On the Indonesia Ministry of Foreign website kemlu.go.id, look for your country’s consul general. For example if you are from Istanbul, then you can register through this link https://www.kemlu.go.id/istanbul/en/Pages/Journalist-Visit.aspx
Provide your company profile.
Provide list of interviewee or reference of the coverage and approval letter from the interviewee.
Provide sample of previous works on Indonesia (if any). Please provide the link or send it in a media (DVD or USB storage).
Submit all documents in softcopy form (PDF or JPEG) to [email protected] if you are from Istanbul
The size of combined documents must not exceed 10 MB. Send into separate email if exceed 10 MB.
The submitted documents are subject to review from the Consulate General of Indonesia in Istanbul and, if necessary, the Consulate may conduct an interview with the applicant.
The reviewed documents will be submitted to related institutions in Jakarta, who will decide on the status of permit application.
Upon receiving information of the permit application status, the Consulate will notify the applicant. If the application is approved, the Consulate must first receive formal permit approval and visa authorization from Jakarta before the applicant can initiate the journalist visa application procedure at the Consulate General of Indonesia in Istanbul.
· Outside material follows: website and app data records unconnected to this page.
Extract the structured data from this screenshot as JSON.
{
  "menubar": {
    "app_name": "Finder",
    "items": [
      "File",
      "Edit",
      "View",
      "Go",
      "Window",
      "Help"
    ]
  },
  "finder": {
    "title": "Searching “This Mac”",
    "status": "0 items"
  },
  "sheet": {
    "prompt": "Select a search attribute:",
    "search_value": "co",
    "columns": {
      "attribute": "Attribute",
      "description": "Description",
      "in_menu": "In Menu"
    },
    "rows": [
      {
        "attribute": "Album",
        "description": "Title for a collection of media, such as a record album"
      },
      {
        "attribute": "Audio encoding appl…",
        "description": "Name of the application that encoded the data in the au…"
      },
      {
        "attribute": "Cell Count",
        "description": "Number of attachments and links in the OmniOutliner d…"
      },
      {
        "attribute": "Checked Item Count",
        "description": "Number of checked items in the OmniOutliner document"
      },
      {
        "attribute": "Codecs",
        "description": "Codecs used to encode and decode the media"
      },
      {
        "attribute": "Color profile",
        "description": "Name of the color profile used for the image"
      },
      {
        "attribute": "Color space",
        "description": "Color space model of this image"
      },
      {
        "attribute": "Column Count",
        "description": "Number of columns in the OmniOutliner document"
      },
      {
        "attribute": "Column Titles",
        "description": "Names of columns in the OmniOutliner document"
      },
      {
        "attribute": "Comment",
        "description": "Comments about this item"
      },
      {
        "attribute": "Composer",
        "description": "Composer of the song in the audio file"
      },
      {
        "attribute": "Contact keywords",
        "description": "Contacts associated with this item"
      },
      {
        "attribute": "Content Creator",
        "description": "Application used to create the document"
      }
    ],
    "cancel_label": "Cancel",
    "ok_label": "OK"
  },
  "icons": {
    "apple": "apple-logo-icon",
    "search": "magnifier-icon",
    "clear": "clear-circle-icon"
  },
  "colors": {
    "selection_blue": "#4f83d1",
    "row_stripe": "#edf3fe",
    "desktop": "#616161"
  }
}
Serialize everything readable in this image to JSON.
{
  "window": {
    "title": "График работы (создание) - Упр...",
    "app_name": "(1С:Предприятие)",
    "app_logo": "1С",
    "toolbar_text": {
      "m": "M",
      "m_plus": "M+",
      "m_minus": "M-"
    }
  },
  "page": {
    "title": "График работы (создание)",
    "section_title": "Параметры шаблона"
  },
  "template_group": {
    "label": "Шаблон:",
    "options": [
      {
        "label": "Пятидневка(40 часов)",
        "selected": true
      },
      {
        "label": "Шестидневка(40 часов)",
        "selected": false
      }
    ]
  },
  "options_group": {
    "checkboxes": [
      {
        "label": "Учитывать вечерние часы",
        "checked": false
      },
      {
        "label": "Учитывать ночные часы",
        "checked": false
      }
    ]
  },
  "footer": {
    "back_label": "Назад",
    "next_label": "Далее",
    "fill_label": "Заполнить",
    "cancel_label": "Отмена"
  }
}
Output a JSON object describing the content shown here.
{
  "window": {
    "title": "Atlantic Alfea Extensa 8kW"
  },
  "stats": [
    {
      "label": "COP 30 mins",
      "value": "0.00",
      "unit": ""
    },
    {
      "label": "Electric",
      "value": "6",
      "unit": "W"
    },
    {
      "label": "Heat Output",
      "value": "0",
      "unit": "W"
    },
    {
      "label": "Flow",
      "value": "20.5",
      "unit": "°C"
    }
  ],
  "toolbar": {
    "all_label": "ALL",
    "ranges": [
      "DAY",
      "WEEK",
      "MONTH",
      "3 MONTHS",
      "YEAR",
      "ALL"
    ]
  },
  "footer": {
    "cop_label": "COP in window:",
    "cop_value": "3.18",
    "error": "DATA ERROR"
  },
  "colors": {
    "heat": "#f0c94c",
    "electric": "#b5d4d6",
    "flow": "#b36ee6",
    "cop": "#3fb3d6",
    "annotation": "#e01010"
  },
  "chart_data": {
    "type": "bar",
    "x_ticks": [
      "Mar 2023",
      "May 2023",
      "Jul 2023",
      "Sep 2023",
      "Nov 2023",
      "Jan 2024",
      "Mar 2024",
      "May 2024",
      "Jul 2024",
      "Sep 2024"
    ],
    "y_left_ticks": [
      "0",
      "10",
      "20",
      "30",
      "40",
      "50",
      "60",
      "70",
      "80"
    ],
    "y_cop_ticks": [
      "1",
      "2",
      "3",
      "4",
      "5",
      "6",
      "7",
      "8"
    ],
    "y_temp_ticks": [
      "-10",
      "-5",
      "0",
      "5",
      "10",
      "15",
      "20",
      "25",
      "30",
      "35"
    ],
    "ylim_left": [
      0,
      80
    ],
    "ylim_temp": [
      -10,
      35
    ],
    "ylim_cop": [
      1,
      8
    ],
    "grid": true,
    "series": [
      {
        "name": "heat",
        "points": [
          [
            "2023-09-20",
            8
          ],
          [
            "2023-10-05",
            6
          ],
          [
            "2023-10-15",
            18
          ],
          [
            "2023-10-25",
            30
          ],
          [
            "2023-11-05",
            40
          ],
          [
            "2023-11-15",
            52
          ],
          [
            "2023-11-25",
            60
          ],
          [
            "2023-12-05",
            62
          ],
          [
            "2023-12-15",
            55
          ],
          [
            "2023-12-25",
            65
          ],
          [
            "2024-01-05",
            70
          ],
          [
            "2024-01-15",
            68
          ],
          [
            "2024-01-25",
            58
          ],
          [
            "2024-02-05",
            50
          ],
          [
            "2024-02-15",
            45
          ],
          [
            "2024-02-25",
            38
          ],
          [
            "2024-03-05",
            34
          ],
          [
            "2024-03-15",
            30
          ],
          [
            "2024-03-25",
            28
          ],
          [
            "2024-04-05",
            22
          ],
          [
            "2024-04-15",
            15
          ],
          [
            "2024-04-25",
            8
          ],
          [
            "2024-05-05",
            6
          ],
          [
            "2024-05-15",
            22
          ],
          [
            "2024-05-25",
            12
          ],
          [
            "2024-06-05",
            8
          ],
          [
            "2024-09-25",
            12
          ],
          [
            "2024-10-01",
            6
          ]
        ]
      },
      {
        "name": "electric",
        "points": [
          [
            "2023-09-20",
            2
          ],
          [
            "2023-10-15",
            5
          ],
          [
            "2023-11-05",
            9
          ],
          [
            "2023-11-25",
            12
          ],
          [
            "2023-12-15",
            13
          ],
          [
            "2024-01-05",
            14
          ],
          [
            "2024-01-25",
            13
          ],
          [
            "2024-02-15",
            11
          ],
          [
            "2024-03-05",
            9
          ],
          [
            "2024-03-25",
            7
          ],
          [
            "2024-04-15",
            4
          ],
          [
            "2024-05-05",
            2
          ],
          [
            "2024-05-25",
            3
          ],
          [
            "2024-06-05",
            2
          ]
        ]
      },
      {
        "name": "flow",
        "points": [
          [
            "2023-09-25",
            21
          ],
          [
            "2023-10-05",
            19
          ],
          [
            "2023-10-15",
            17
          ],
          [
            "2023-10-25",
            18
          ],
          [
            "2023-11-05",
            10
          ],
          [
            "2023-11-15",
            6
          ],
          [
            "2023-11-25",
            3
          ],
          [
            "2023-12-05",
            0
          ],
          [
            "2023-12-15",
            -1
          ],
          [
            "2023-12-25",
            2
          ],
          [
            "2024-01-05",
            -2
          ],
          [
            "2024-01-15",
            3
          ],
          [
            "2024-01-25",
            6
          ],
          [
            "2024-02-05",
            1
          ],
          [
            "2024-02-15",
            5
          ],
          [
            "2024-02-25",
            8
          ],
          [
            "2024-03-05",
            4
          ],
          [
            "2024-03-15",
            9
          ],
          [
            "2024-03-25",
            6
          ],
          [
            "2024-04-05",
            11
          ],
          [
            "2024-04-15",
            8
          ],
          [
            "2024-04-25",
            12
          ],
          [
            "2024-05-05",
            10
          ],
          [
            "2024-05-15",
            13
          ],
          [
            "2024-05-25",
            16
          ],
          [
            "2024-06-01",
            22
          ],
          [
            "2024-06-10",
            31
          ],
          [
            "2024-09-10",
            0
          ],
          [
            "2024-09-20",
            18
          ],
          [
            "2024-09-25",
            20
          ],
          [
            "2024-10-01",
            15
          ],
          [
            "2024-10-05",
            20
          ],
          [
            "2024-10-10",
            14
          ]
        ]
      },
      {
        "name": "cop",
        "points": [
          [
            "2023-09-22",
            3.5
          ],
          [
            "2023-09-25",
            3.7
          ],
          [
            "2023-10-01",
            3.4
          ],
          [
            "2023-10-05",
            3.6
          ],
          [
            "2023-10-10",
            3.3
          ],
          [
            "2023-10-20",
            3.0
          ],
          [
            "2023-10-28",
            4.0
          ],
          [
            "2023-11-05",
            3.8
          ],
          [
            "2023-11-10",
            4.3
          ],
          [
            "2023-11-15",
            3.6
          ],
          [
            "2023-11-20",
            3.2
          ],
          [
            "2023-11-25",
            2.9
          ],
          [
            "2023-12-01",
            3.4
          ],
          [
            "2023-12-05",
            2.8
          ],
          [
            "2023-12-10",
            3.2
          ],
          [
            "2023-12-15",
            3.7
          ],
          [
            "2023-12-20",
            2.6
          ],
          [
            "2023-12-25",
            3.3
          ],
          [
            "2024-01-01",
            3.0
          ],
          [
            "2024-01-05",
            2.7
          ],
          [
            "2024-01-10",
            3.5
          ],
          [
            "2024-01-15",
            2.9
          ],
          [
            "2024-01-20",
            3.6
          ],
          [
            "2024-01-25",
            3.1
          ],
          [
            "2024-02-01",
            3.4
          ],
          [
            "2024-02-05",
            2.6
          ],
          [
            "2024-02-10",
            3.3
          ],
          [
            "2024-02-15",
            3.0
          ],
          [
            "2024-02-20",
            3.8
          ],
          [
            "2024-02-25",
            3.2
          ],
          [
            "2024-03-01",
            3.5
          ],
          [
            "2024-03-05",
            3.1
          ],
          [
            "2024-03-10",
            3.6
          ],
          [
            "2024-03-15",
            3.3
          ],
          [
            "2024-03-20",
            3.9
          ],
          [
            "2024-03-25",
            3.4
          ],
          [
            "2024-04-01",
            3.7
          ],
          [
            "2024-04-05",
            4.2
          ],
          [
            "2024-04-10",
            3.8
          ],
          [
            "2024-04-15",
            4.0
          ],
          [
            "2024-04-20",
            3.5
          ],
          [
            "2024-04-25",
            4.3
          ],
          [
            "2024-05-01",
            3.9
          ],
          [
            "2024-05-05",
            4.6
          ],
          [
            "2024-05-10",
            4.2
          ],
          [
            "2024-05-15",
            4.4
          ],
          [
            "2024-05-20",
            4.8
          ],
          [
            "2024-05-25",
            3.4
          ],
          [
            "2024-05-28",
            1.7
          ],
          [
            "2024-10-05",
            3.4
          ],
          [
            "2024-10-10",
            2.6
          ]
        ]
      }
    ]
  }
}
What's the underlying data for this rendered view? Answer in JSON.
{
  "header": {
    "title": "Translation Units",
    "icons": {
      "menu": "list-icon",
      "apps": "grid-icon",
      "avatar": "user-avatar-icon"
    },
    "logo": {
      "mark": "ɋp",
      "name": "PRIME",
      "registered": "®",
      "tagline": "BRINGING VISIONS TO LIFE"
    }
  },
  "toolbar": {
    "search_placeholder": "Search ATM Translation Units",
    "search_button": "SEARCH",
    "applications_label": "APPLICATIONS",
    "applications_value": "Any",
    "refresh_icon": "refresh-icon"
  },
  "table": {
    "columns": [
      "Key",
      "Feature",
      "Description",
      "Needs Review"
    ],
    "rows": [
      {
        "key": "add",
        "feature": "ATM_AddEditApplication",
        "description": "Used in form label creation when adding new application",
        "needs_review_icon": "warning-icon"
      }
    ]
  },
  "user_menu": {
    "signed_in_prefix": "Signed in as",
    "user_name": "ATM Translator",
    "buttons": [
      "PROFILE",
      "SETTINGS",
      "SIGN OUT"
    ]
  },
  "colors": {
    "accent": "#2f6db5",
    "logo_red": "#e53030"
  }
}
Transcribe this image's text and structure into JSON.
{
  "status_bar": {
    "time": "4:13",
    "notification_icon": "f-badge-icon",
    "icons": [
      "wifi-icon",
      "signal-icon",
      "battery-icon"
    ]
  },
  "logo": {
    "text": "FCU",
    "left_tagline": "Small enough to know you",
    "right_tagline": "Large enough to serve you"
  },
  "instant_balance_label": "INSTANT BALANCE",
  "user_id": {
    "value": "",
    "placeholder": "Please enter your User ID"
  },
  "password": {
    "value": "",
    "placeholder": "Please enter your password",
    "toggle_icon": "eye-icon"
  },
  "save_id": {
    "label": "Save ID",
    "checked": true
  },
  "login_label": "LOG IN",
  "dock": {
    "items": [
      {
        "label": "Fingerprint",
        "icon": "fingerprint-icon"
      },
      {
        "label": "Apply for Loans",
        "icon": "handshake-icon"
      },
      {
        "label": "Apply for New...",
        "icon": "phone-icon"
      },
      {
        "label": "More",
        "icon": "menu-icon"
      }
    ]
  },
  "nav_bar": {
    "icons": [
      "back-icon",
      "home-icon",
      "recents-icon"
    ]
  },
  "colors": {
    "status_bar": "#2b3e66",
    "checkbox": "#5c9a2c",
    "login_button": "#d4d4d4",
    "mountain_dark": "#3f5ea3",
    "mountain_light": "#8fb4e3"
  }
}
Please note, to avoid any delay, the applicant’s local partner may process the visa authorization to the Ministry of Law and Human Rights in Jakarta.
Wellington. (2015) No Genocide in West Papua Retrieved from kemlu.go.id https://www.kemlu.go.id/wellington/Documents/No%20Genocide%20in%20West%20Papua.pdf
NN. (2015) Indonesia’s Restrictions on Media Freedom and Rights Monitoring in Papua Retrieved from hrw.org https://www.hrw.org/report/2015/11/10/something-hide/indonesias-restrictions-media-freedom-and-rights-monitoring-papua
NN. (2018) KJRI Istanbul Retrieved from kemlu.go.id
NN. (2018, Sept 4) Hundreds of foreign citizens extend stay permits since January 2018 Retrieved from tabloidjubi.com https://tabloidjubi.com/eng/hundreds-of-foreign-citizens-extend-stay-permits-since-january-2018/